In a separate analysis of the BLAZE-1 study reported in the EUA of participants at high risk for hospitalization (using an expanded definition that approximates criteria for those who should be treated with bamlanivimab through the EUA), four of 136 (2.9%) participants in the combined bamlanivimab arms versus seven of 69 (10.1%) participants in the placebo group were hospitalized or had emergency department visits. According to this analysis, the median time to symptom improvement was 6 days for participants who received bamlanivimab and 8 days for those who received placebo.

The safety profile of bamlanivimab at all three doses was reportedly similar to that of the placebo. According to the EUA, among 850 participants in ongoing trials who have received bamlanivimab, one anaphylaxis reaction and one serious infusion-related reaction have been reported.

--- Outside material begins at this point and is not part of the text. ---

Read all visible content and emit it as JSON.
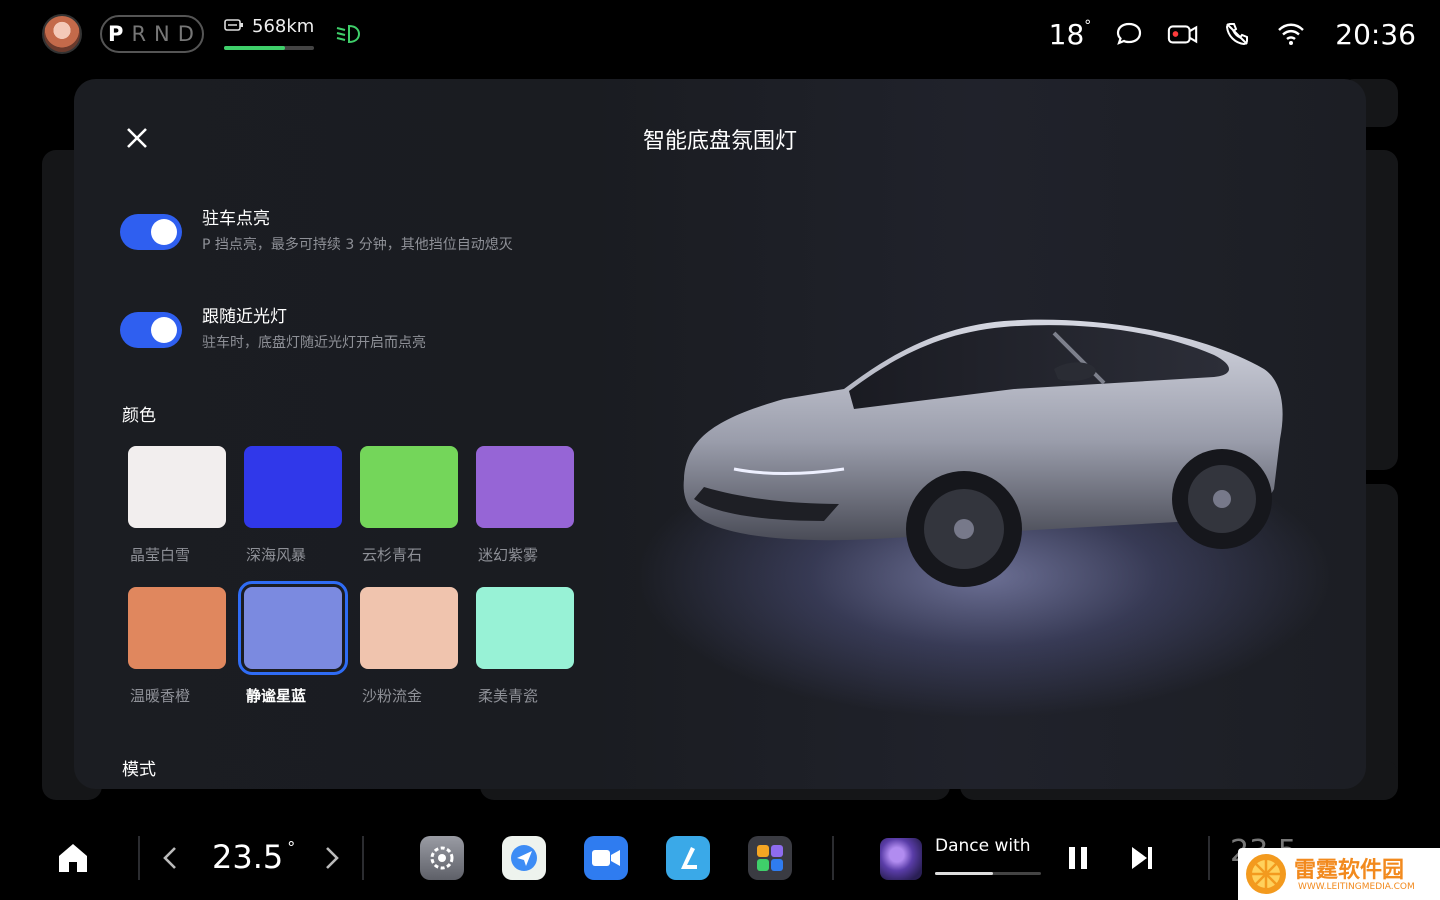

The bamlanivimab infusions were discontinued, and with treatment, both events were resolved.

A substudy of the A Multicenter, Adaptive, Randomized, Blinded Controlled Trial of the Safety and Efficacy of Investigational Therapeutics for Hospitalized Patients With COVID-19 (ACTIV-3) trial randomized patients hospitalized with COVID-19 to bamlanivimab or placebo, each in addition to remdesivir. On October 26, 2020, enrollment into this bamlanivimab substudy was stopped due to lack of clinical benefit in hospitalized patients.3 

High-Risk Criteria for Emergency Use Authorization of Bamlanivimab

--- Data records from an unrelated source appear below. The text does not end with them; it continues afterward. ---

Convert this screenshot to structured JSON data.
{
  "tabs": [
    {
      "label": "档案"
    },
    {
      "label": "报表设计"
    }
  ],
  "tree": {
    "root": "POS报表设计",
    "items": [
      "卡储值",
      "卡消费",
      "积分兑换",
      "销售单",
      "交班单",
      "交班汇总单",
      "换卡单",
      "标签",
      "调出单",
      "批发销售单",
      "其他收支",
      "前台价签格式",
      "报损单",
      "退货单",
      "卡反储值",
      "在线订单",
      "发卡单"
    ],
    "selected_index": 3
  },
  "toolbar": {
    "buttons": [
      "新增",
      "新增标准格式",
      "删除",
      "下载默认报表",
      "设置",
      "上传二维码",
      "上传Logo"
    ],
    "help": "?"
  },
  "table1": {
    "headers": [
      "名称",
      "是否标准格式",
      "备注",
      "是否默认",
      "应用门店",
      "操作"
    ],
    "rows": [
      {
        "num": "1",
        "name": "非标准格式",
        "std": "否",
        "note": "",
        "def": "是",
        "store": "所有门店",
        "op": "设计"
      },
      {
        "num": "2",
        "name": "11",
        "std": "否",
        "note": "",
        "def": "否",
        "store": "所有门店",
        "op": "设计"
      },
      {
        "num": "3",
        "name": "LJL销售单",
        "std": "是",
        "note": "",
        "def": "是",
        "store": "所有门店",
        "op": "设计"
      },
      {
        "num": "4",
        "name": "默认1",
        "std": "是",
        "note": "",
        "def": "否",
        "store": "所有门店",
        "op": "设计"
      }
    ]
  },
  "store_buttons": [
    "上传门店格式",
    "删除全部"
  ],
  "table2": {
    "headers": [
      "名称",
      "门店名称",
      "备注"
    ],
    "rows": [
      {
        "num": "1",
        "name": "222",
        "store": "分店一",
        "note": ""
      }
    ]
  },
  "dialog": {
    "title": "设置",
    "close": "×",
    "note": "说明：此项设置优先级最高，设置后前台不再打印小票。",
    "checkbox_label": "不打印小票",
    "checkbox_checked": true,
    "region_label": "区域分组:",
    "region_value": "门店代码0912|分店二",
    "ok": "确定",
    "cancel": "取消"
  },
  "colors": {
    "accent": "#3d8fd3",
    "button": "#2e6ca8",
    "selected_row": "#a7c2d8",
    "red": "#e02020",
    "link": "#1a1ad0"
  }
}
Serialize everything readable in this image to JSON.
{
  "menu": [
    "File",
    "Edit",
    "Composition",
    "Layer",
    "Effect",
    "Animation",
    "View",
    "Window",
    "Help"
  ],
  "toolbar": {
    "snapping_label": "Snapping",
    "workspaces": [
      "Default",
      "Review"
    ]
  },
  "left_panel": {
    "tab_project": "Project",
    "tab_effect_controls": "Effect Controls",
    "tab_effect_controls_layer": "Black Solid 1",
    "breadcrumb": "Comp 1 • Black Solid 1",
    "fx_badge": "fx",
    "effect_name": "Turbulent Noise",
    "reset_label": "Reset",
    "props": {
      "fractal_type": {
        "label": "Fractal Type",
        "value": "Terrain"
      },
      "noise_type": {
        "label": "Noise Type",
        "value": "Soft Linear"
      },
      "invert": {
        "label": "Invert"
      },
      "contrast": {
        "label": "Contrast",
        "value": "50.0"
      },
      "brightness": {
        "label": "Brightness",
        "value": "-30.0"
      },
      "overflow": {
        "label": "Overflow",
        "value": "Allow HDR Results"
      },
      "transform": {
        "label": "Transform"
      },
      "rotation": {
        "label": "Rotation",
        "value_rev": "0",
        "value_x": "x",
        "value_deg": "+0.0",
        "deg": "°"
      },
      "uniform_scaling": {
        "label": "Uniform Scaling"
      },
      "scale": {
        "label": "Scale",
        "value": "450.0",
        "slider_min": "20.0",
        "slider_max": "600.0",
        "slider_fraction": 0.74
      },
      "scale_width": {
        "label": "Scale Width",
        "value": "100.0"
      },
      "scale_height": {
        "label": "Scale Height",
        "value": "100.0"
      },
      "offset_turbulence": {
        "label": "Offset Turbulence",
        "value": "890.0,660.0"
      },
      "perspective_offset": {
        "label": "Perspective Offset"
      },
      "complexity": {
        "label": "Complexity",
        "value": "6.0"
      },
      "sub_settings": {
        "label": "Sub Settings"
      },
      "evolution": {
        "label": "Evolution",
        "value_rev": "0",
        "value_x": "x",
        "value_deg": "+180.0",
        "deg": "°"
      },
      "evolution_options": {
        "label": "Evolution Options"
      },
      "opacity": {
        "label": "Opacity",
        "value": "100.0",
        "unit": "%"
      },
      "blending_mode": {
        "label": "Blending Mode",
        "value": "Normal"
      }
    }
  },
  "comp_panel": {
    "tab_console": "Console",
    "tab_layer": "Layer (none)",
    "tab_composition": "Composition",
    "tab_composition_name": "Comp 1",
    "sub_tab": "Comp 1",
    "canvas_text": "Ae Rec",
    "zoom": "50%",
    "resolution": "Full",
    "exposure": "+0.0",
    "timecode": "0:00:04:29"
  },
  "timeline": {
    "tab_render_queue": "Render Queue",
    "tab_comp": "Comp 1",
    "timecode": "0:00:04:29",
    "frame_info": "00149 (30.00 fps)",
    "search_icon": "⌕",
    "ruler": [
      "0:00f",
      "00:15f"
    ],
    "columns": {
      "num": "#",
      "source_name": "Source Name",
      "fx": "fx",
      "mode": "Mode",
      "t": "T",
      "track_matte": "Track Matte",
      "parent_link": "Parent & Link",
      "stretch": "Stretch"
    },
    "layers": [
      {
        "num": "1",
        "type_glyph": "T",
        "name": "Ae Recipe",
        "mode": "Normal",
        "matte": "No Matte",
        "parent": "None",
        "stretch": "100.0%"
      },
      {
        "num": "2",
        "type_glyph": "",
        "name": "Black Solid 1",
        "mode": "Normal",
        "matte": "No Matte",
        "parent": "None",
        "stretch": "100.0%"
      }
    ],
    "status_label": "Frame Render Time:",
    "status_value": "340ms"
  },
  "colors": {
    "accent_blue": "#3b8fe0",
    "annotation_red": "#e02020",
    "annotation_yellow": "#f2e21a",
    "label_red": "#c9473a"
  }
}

The FDA EUA allows for the use of bamlanivimab for the treatment of nonhospitalized adults and children aged ≥12 years and weighing ≥40 kg who have a high risk for progressing to severe COVID-19 or hospitalization. High risks specified in the EUA are:

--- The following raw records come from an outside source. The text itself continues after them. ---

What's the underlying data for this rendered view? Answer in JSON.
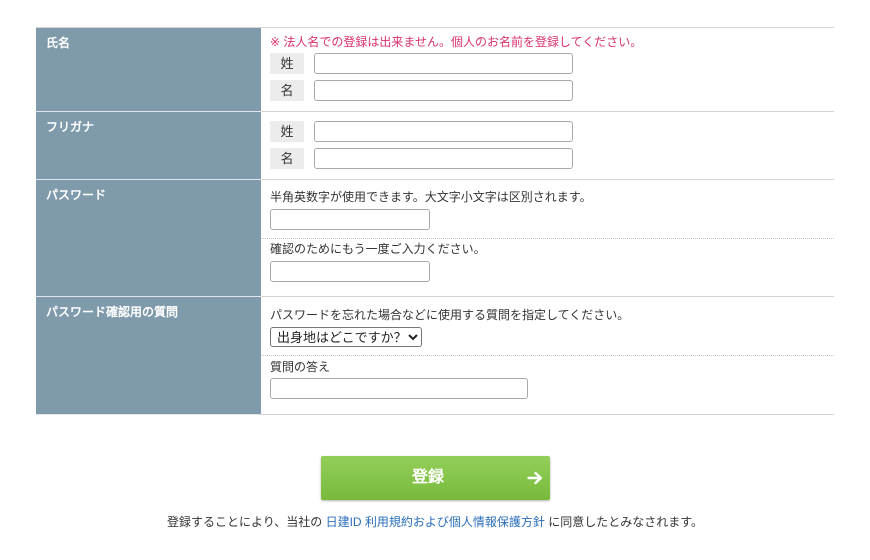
{
  "form": {
    "name": {
      "label": "氏名",
      "note": "※ 法人名での登録は出来ません。個人のお名前を登録してください。",
      "last_label": "姓",
      "last_value": "",
      "first_label": "名",
      "first_value": ""
    },
    "kana": {
      "label": "フリガナ",
      "last_label": "姓",
      "last_value": "",
      "first_label": "名",
      "first_value": ""
    },
    "password": {
      "label": "パスワード",
      "hint": "半角英数字が使用できます。大文字小文字は区別されます。",
      "value": "",
      "confirm_hint": "確認のためにもう一度ご入力ください。",
      "confirm_value": ""
    },
    "security_question": {
      "label": "パスワード確認用の質問",
      "hint": "パスワードを忘れた場合などに使用する質問を指定してください。",
      "selected": "出身地はどこですか？",
      "answer_label": "質問の答え",
      "answer_value": ""
    }
  },
  "submit": {
    "label": "登録",
    "icon": "arrow-right-icon"
  },
  "footer": {
    "prefix": "登録することにより、当社の ",
    "link": "日建ID 利用規約および個人情報保護方針",
    "suffix": " に同意したとみなされます。"
  },
  "colors": {
    "label_bg": "#7f9bab",
    "note": "#d9306e",
    "link": "#2a6ebb",
    "button_top": "#93cf5a",
    "button_bottom": "#78ba3c"
  }
}
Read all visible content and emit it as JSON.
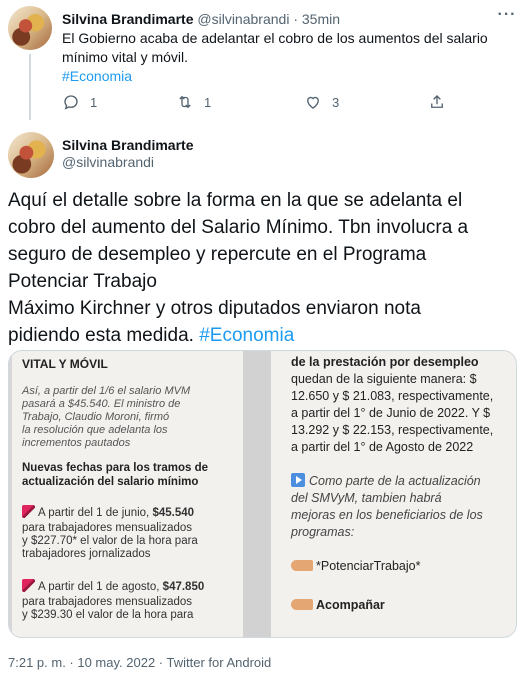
{
  "reply_tweet": {
    "author_name": "Silvina Brandimarte",
    "handle": "@silvinabrandi",
    "separator": "·",
    "time": "35min",
    "text": "El Gobierno acaba de adelantar el cobro de los aumentos del salario mínimo vital y móvil.",
    "hashtag": "#Economia",
    "actions": {
      "reply_count": "1",
      "retweet_count": "1",
      "like_count": "3"
    }
  },
  "main_tweet": {
    "author_name": "Silvina Brandimarte",
    "handle": "@silvinabrandi",
    "text_lines": [
      "Aquí el detalle sobre la forma en la que se adelanta el",
      "cobro del aumento del Salario Mínimo. Tbn involucra a",
      "seguro de desempleo y repercute en el Programa",
      "Potenciar Trabajo",
      "Máximo Kirchner y otros diputados enviaron nota",
      "pidiendo esta medida."
    ],
    "hashtag": "#Economia",
    "timestamp": "7:21 p. m. · 10 may. 2022 · Twitter for Android"
  },
  "media": {
    "left_panel": {
      "heading": "VITAL Y MÓVIL",
      "intro_lines": [
        "Así, a partir del 1/6 el salario MVM",
        "pasará a $45.540. El ministro de",
        "Trabajo, Claudio Moroni, firmó",
        "la resolución que adelanta los",
        "incrementos pautados"
      ],
      "subheading_lines": [
        "Nuevas fechas para los tramos de",
        "actualización del salario mínimo"
      ],
      "item1_lead": "A partir del 1 de junio, ",
      "item1_amount": "$45.540",
      "item1_lines": [
        "para trabajadores mensualizados",
        "y $227.70* el valor de la hora para",
        "trabajadores jornalizados"
      ],
      "item2_lead": "A partir del 1 de agosto, ",
      "item2_amount": "$47.850",
      "item2_lines": [
        "para trabajadores mensualizados",
        "y $239.30 el valor de la hora para"
      ]
    },
    "right_panel": {
      "heading": "de la prestación por desempleo",
      "lines": [
        "quedan de la siguiente manera: $",
        "12.650 y $ 21.083, respectivamente,",
        "a partir del 1° de Junio de 2022. Y $",
        "13.292 y $ 22.153, respectivamente,",
        "a partir del 1° de Agosto de 2022"
      ],
      "italic_lines": [
        "Como parte de la actualización",
        "del SMVyM, tambien habrá",
        "mejoras en los beneficiarios de los",
        "programas:"
      ],
      "program1": "*PotenciarTrabajo*",
      "program2": "Acompañar"
    }
  },
  "colors": {
    "text": "#0f1419",
    "muted": "#536471",
    "link": "#1d9bf0",
    "border": "#cfd9de"
  }
}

  • Individuals aged ≥12 years who have one of the following conditions:
    • BMI ≥35
    • Chronic kidney disease
    • Diabetes mellitus
    • Immunosuppressive disease
    • Currently receiving immunosuppressive treatment
  • Individuals aged ≥65 years
  • Individuals aged ≥55 years who have:
    • Cardiovascular disease, or
    • Hypertension, or
    • Chronic obstructive pulmonary disease/other chronic respiratory disease
  • Individuals aged 12 to 17 years who have:
    • BMI ≥85th percentile for their age and gender based on the Centers for Disease Control and Prevention growth charts; or
    • Sickle cell disease; or
    • Congenital or acquired heart disease; or
    • Neurodevelopmental disorders, for example, cerebral palsy; or
    • A medical-related technological dependence, for example, tracheostomy, gastrostomy, or positive pressure ventilation (not related to COVID-19); or
    • Asthma or a reactive airway or other chronic respiratory disease that requires daily medication for control.

References

  1. Food and Drug Administration. Fact sheet for healthcare providers: emergency use authorization (EUA) of bamlanivimab. 2020. Available at: https://www.fda.gov/media/143603/download. Accessed November 13, 2020.
  2. Chen P, Nirula A, Heller B, et al. SARS-CoV-2 neutralizing antibody LY-CoV555 in outpatients with COVID-19. N Engl J Med. 2020;Published online ahead of print. Available at: https://www.ncbi.nlm.nih.gov/pubmed/33113295.
  3. National Institute of Allergy and Infectious Diseases. Statement—NIH-sponsored ACTIV-3 trial closes LY-CoV555 sub-study. 2020. Available at: https://www.niaid.nih.gov/news-events/statement-nih-sponsored-activ-3-trial-closes-ly-cov555-sub-study. Accessed November 17, 2020.